:: WORK REQUEST ::
Please give the number of lines in the material below that contain "INDEBITAMENTI", and provide nothing besides that number.

:: DATA EXTRACTS ::
#####
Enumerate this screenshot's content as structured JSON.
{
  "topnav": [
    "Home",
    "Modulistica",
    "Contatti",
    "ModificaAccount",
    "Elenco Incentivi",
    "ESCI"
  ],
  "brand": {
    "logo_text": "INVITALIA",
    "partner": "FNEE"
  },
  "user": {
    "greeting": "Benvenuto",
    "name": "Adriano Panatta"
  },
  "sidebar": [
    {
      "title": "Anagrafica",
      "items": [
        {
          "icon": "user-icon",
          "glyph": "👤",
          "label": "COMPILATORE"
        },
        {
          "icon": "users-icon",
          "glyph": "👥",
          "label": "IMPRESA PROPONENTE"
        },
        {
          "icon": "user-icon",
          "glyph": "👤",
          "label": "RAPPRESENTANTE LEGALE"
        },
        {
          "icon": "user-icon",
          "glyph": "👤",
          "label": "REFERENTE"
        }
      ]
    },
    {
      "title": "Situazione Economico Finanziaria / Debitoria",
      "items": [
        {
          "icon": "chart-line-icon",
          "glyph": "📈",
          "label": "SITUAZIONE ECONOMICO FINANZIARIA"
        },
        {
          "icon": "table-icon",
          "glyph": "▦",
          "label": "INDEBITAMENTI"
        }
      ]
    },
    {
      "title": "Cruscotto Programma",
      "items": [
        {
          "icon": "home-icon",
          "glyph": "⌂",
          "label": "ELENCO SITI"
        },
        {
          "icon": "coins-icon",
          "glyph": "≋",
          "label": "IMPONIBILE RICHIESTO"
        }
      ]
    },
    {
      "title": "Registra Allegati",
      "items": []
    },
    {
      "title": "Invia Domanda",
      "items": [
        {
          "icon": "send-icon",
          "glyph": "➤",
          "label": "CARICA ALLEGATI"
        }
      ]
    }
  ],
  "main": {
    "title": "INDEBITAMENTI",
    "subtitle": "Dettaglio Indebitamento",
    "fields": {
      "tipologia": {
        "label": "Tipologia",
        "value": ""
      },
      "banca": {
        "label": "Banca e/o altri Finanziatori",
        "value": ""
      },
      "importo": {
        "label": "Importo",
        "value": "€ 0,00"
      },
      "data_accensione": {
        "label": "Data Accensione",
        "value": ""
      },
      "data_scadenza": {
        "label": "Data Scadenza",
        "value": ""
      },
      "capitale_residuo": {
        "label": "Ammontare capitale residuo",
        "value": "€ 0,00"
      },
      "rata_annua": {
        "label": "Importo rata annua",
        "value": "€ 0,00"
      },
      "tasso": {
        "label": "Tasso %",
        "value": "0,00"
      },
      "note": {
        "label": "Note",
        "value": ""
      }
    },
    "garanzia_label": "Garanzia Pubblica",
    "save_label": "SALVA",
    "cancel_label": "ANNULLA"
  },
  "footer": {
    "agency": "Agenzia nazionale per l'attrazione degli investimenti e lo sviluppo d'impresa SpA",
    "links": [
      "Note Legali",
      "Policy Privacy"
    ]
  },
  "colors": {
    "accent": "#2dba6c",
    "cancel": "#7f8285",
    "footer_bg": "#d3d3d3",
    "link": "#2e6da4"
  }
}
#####
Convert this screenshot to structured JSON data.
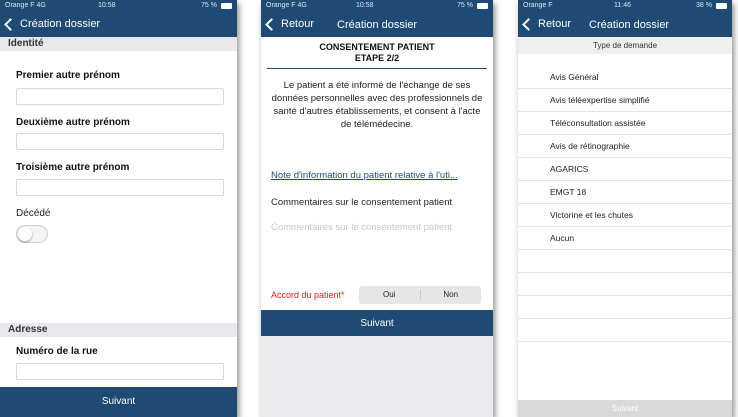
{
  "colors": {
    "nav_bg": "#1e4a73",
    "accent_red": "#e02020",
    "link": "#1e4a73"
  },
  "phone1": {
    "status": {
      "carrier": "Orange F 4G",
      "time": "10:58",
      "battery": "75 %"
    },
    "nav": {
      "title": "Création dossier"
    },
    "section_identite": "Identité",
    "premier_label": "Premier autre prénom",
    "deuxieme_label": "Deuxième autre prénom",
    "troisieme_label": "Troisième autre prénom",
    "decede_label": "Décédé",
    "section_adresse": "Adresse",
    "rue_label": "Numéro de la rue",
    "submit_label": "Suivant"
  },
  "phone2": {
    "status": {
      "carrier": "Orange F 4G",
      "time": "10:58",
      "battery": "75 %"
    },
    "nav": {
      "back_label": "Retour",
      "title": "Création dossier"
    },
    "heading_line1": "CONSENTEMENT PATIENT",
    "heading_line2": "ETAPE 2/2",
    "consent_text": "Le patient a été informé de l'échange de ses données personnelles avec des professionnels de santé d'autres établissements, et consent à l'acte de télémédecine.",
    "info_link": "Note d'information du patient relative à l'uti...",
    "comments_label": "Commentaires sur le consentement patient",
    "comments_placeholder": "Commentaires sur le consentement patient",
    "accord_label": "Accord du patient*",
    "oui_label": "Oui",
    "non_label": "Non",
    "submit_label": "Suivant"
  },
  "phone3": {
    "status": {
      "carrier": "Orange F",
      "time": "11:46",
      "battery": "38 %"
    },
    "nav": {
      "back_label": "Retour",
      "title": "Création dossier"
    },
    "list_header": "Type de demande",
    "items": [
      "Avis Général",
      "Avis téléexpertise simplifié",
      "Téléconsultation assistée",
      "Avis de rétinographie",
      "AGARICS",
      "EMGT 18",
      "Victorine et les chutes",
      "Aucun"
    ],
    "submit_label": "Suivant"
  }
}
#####
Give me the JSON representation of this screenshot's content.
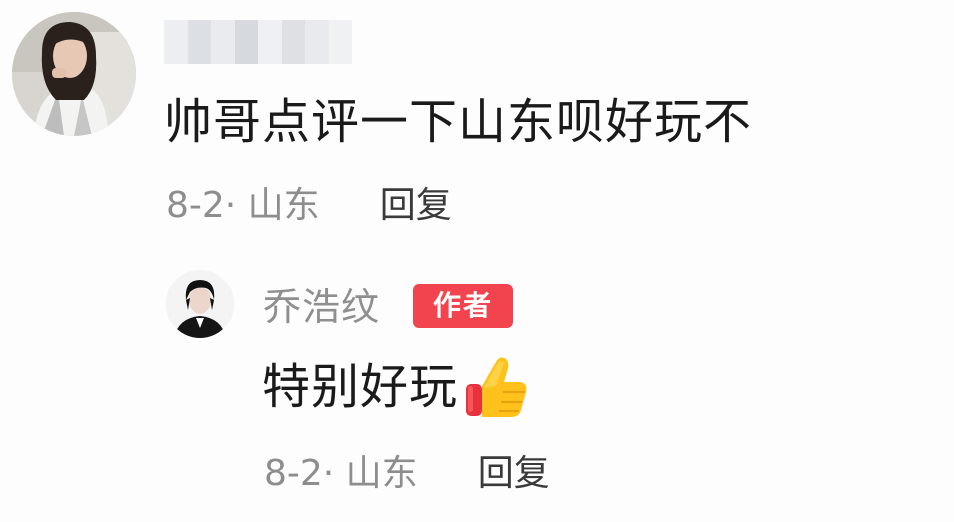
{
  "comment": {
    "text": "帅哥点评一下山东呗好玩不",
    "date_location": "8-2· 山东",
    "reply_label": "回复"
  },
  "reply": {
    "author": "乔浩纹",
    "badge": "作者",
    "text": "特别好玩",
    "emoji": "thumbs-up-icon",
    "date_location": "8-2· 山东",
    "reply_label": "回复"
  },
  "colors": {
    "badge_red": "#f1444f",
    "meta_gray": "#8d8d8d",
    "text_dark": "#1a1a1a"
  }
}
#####
:: WRITTEN SOLUTION ::
2